Of course, even in this day in age, the Charger has to kowtow to the occasional act of fuel-misering; in order to do so, the 6.4-litre gets the same cylinder-deactivation tech seen elsewhere in FCA’s V8 line-up. When cruising, the engine is able to run on four-cylinders, helping save that crucial fuel needed to justify yet another full-chat standing-start, or even an at-speed tweak of the throttle, which is really all it takes to get all eight cylinders singing again, firing you down your favorite back road at warp speed.
You will want to exercise a modicum of caution in the corners, however. As capable as the 275-section rear Pirellis are, the Charger’s rear end will step out of line if you’re overly enthusiastic on the throttle, even on dry, cool tarmac; you can imagine what that’s like in the wet, so you really want to concentrate on what you’re feeling beneath that right foot. That, of course, coupled with the big, heavy body means you’re thinking a little harder as the road gets twistier. Dodge doesn’t even include a strut-tower brace to keep the front-end in line; that addition alone would make a world of difference.
When it comes to straight-line speed and cross-country cruising, however, the Charger SRT 392 works precisely as advertised. There’s plenty of room inside, the seats are supportive and when in four-cylinder mode, it’s quiet, too. Then, when you get to that drag-strip you’ve been driving all this time to reach, it’s just as ready to put on its dance shoes and start cutting up the tarmac, as it were.

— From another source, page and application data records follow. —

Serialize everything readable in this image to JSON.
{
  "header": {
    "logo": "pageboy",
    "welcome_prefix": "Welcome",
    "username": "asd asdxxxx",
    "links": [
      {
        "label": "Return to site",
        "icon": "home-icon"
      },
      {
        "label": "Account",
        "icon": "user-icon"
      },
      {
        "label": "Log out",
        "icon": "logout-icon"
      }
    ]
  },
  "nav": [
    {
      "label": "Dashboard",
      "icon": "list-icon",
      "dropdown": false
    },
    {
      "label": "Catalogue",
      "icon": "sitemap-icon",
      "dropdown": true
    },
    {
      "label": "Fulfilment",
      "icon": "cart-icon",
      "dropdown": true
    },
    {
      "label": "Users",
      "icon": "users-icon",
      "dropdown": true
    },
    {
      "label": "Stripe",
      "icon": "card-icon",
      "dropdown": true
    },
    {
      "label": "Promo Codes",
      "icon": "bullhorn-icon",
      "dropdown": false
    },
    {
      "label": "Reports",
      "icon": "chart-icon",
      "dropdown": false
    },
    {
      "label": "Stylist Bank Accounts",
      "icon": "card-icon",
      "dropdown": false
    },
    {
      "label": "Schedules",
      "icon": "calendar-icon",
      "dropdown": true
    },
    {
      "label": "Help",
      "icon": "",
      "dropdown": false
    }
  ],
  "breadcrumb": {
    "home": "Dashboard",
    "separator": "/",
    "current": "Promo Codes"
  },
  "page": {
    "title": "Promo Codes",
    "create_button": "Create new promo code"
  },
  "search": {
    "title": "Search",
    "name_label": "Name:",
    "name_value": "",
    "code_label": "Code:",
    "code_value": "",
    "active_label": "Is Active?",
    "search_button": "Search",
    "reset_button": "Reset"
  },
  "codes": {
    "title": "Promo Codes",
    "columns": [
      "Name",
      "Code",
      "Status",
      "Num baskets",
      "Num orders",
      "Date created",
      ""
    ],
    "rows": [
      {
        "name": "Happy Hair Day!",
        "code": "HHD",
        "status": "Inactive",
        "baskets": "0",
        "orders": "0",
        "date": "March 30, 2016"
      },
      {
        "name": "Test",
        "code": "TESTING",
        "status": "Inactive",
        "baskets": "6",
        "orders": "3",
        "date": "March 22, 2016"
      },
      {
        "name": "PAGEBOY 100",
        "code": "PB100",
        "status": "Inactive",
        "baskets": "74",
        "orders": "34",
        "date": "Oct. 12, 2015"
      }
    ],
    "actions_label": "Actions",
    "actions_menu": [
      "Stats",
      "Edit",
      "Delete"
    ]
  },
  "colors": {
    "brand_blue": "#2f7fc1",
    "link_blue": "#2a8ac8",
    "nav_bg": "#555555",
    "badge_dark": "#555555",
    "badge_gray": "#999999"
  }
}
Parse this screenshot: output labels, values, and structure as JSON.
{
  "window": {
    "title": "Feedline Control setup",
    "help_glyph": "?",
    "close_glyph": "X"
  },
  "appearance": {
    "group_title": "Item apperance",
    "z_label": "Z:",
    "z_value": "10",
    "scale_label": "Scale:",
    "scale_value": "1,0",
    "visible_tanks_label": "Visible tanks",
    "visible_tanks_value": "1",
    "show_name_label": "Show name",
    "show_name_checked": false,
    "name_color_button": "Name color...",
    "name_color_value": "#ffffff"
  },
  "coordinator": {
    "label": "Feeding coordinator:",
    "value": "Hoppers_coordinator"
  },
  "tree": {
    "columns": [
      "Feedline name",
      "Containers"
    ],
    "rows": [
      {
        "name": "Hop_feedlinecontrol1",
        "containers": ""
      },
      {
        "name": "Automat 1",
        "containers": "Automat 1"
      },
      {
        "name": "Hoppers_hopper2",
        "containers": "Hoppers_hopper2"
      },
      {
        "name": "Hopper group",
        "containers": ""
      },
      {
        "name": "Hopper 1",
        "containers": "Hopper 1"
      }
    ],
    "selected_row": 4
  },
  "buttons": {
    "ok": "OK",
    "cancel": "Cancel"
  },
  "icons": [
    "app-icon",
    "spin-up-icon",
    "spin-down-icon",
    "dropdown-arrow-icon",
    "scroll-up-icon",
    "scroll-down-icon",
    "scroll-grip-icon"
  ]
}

People that buy cars like these like lots of acceleration often, and the SRT 392 is more than up to the task.
Of course the beauty – the real beauty – of muscle cars of old was that you could get the performance of a Corvette – or, indeed, some Ferraris and Porsches – for the price that sits just a little above a family hauler. While the SRT 392 does start at 20 grand over the base Charger and $14,000 over models equipped with the smallest, least powerful of all three available V8s, I can see the value.
Even with the two available option packages – one that provides a bunch of non-performance adds like adaptive cruise control and blind-spot warning, and one that provides fancy 19-speaker audio – it still hovers just around the $60,000 mark. That means that you’re getting all that power, the great looks and well-equipped, roomy interior for around less than the cost of a base 5 Series. Of course, if you still want that big, 6.4-litre Hemi but don’t need the extra fixings like the Performance Pages, Brembo brakes or lightweight alloys, then the Scat Pack had can be had for less than $50,000.
Either one would be a good bet in my book. The way we’re going these days, we’re going to be seeing big V8s like this less frequently in favour of more efficient turbocharged four- and six-cylinder powerplants. Get a V8 Charger of any stripe today, and you’ll have the last of a dying breed. Get a SRT 392, and you’ll have one of the finest of said breed.